YOUR OBJECTIVE. Going through the data below, copy out each line where the word "title" shows up.

─── PROVIDED RECORDS

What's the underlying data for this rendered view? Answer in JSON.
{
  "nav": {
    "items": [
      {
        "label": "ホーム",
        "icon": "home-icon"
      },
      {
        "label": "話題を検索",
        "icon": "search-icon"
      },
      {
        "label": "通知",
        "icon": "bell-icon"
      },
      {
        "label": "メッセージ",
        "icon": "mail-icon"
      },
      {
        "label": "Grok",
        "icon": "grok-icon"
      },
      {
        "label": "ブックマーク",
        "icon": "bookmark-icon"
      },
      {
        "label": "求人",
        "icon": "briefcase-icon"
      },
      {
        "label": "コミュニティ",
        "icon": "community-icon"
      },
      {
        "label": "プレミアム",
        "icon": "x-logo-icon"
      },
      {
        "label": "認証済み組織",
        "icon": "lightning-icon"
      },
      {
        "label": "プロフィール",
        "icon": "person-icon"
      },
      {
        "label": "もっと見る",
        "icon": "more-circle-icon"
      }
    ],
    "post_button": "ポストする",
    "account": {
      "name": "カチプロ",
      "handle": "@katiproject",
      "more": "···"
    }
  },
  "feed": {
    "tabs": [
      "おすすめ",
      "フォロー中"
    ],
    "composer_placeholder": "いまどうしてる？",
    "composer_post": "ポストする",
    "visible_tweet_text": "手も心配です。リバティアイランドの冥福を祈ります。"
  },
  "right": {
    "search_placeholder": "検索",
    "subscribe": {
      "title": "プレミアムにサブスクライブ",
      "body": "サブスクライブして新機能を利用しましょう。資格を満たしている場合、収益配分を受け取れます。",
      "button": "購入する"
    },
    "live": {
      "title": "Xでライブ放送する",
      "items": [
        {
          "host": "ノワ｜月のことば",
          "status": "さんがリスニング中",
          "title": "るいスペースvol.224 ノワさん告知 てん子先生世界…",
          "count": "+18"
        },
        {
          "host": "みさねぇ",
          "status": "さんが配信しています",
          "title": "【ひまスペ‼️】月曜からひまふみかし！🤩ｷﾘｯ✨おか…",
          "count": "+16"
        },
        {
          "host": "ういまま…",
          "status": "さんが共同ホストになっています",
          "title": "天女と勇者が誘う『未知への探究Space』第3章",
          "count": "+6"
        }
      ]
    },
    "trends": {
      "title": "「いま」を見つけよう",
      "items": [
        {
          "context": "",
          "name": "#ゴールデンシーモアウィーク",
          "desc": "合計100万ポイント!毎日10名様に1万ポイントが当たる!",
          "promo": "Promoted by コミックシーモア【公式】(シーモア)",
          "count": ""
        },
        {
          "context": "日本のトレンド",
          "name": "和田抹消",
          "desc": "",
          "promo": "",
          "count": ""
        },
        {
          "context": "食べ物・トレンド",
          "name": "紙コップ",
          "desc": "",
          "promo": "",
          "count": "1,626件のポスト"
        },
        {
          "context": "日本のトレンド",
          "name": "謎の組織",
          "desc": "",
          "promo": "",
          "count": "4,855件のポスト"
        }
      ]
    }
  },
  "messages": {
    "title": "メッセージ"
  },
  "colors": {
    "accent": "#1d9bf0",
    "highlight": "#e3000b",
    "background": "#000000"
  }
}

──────

EXERCISE RESPONSE.
      "title": "プレミアムにサブスクライブ",
      "title": "Xでライブ放送する",
          "title": "るいスペースvol.224 ノワさん告知 てん子先生世界…",
          "title": "【ひまスペ‼️】月曜からひまふみかし！🤩ｷﾘｯ✨おか…",
          "title": "天女と勇者が誘う『未知への探究Space』第3章",
      "title": "「いま」を見つけよう",
    "title": "メッセージ"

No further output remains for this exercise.